Well summer weather has arrived in the GTA, it feels almost as if we bypassed spring and went right into summer, which I personally don’t mind at all! Those who do mind however; are my dogs!
When Dupont was alive, he hated the heat, so much so I would get his lovely long coat shaved down every spring so he could continue to enjoy his hikes and not get slowed down by the heat. As he aged and his mobility became more of an issue than the heat, I kept his fur in tact and we would just head to the nearby creek for a dip in the cool water before laying down under a tree in the shade.
In October 2014, I unexpectedly found myself adopting Flipflop. Oh what a dream, I thought, a dog from Bahamas would surely love the summer and hate the bitter cold winters we have here!
I was surprised when I saw that Flipflop, even as a puppy, didn’t mind the cold at all, he loved being out in the snow and using his Frisbee as a toboggan to slide down hills (he was much smaller than he is now his first winter!). Sadly, Dupont passed away that winter, and although to say I missed him is a huge understatement, I also knew life had to go on. So as winter left I geared up with excitement that Flipflop and I would have such a wonderful summer with long walks in the glorious sunshine.
It was that summer I learned that just because a dog is from a warm climate, does not mean they enjoy a warm climate! Flipflop hated the heat and to make it even worse, he was petrified of water, a fear he grew out of his second summer and now enjoys romps in the creeks and lakes on our summer outings.

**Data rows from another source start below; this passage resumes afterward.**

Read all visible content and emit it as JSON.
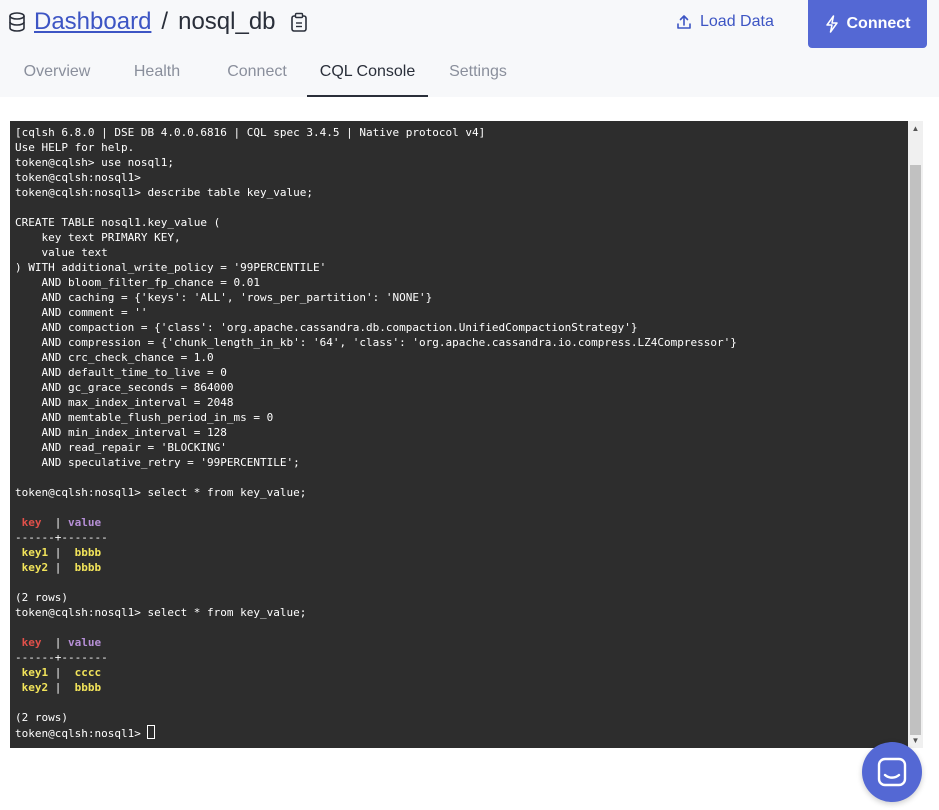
{
  "header": {
    "breadcrumb_link": "Dashboard",
    "breadcrumb_sep": "/",
    "db_name": "nosql_db",
    "load_data_label": "Load Data",
    "connect_label": "Connect"
  },
  "tabs": [
    {
      "label": "Overview"
    },
    {
      "label": "Health"
    },
    {
      "label": "Connect"
    },
    {
      "label": "CQL Console"
    },
    {
      "label": "Settings"
    }
  ],
  "active_tab": "CQL Console",
  "console": {
    "lines_top": [
      "[cqlsh 6.8.0 | DSE DB 4.0.0.6816 | CQL spec 3.4.5 | Native protocol v4]",
      "Use HELP for help.",
      "token@cqlsh> use nosql1;",
      "token@cqlsh:nosql1>",
      "token@cqlsh:nosql1> describe table key_value;",
      "",
      "CREATE TABLE nosql1.key_value (",
      "    key text PRIMARY KEY,",
      "    value text",
      ") WITH additional_write_policy = '99PERCENTILE'",
      "    AND bloom_filter_fp_chance = 0.01",
      "    AND caching = {'keys': 'ALL', 'rows_per_partition': 'NONE'}",
      "    AND comment = ''",
      "    AND compaction = {'class': 'org.apache.cassandra.db.compaction.UnifiedCompactionStrategy'}",
      "    AND compression = {'chunk_length_in_kb': '64', 'class': 'org.apache.cassandra.io.compress.LZ4Compressor'}",
      "    AND crc_check_chance = 1.0",
      "    AND default_time_to_live = 0",
      "    AND gc_grace_seconds = 864000",
      "    AND max_index_interval = 2048",
      "    AND memtable_flush_period_in_ms = 0",
      "    AND min_index_interval = 128",
      "    AND read_repair = 'BLOCKING'",
      "    AND speculative_retry = '99PERCENTILE';",
      "",
      "token@cqlsh:nosql1> select * from key_value;",
      ""
    ],
    "result1": {
      "header_key": " key ",
      "header_sep": " | ",
      "header_value": "value",
      "divider": "------+-------",
      "rows": [
        {
          "key": " key1",
          "sep": " |  ",
          "value": "bbbb"
        },
        {
          "key": " key2",
          "sep": " |  ",
          "value": "bbbb"
        }
      ],
      "count": "(2 rows)"
    },
    "query2": "token@cqlsh:nosql1> select * from key_value;",
    "result2": {
      "header_key": " key ",
      "header_sep": " | ",
      "header_value": "value",
      "divider": "------+-------",
      "rows": [
        {
          "key": " key1",
          "sep": " |  ",
          "value": "cccc"
        },
        {
          "key": " key2",
          "sep": " |  ",
          "value": "bbbb"
        }
      ],
      "count": "(2 rows)"
    },
    "prompt": "token@cqlsh:nosql1> "
  },
  "icons": {
    "db": "database-icon",
    "copy": "clipboard-icon",
    "upload": "upload-icon",
    "bolt": "lightning-icon",
    "chat": "chat-icon"
  },
  "colors": {
    "accent": "#5468d4",
    "console_bg": "#2d2d2d",
    "key_red": "#e0504a",
    "value_purple": "#b68fd6",
    "cell_yellow": "#f1e35a"
  }
}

Unlike Dupont, Flipflop all ready has a short coat so shaving him to make him comfortable wasn’t an option. So, I started a new summer routine, one we still use 3 years later, in the mornings before the extreme heat arrives, we go for a long walk and enjoy rolls in the grass and take our time exploring the neighbourhood. As the temperture rises and heat increases Flipflop is in the comfort of his air conditioned home and quite content. And the rest of the day consists of quick outings to relieve himself and if he insists, a little layout under the shade of a tree. Something he does that is so similar to how I spent so many days with Dupont, it warms my heart.
Dahlia, from Florida, is also anti-heat and an older dog. Dahlia doesn’t care to be outside if the temperature is above 15 degrees, this makes her a lot more challenging to work with. But just like with Dupont and with Flipflop, I found a technique that works for her. Dahlia comes out with us in the morning for a short walk, usually about 20 minutes, long enough for her to relieve herself and lay in the grass. Then we walk her back home, where she happily runs to her bed and Flipflop (and foster if there is one) and I continue our walk.

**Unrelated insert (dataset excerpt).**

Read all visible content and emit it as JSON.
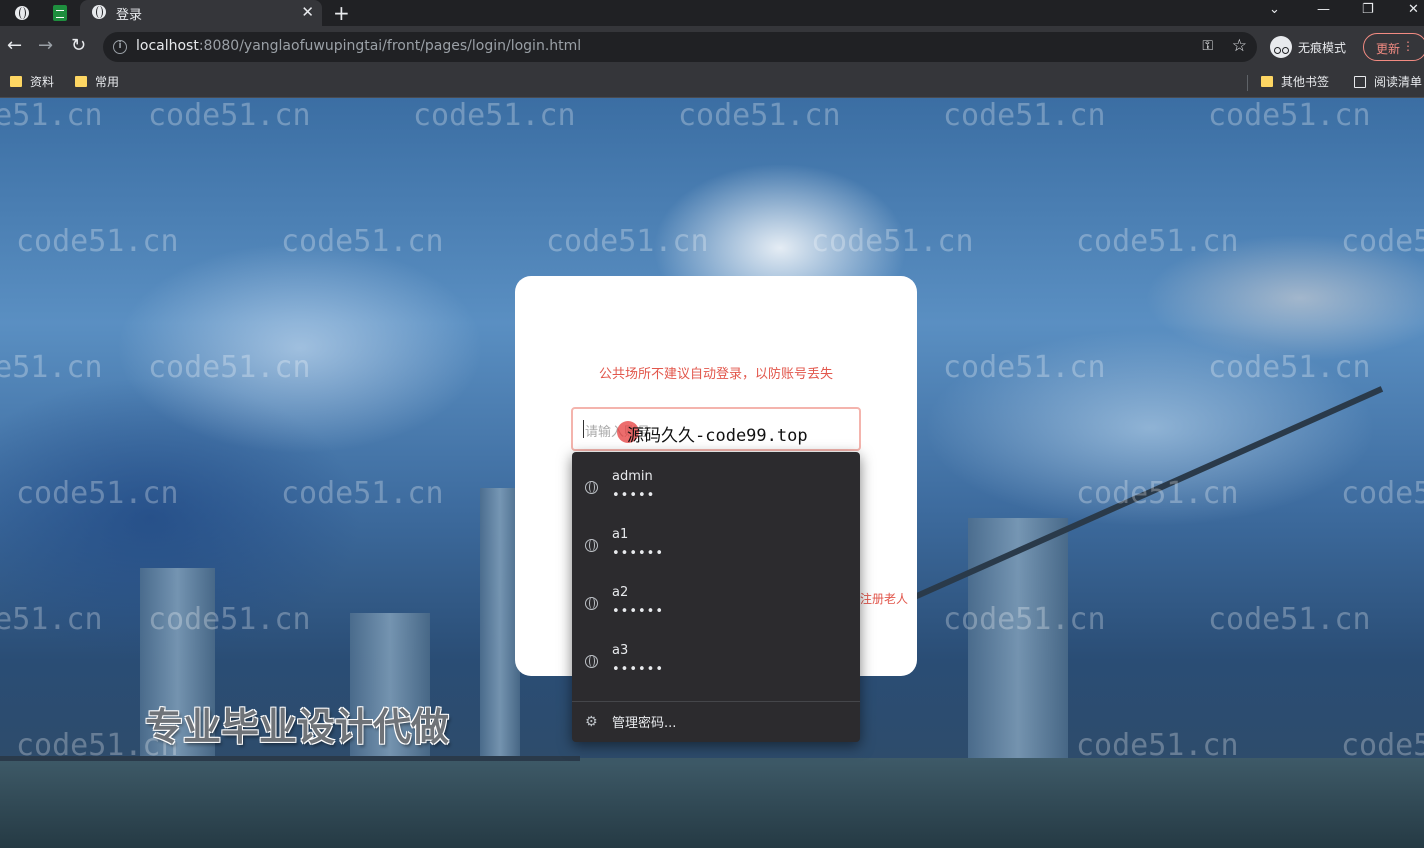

It’s not ideal on weekday mornings when I have to get to work, but I know the importance of not forcing a dog to be out in the heat, especially if they are sensitive to it.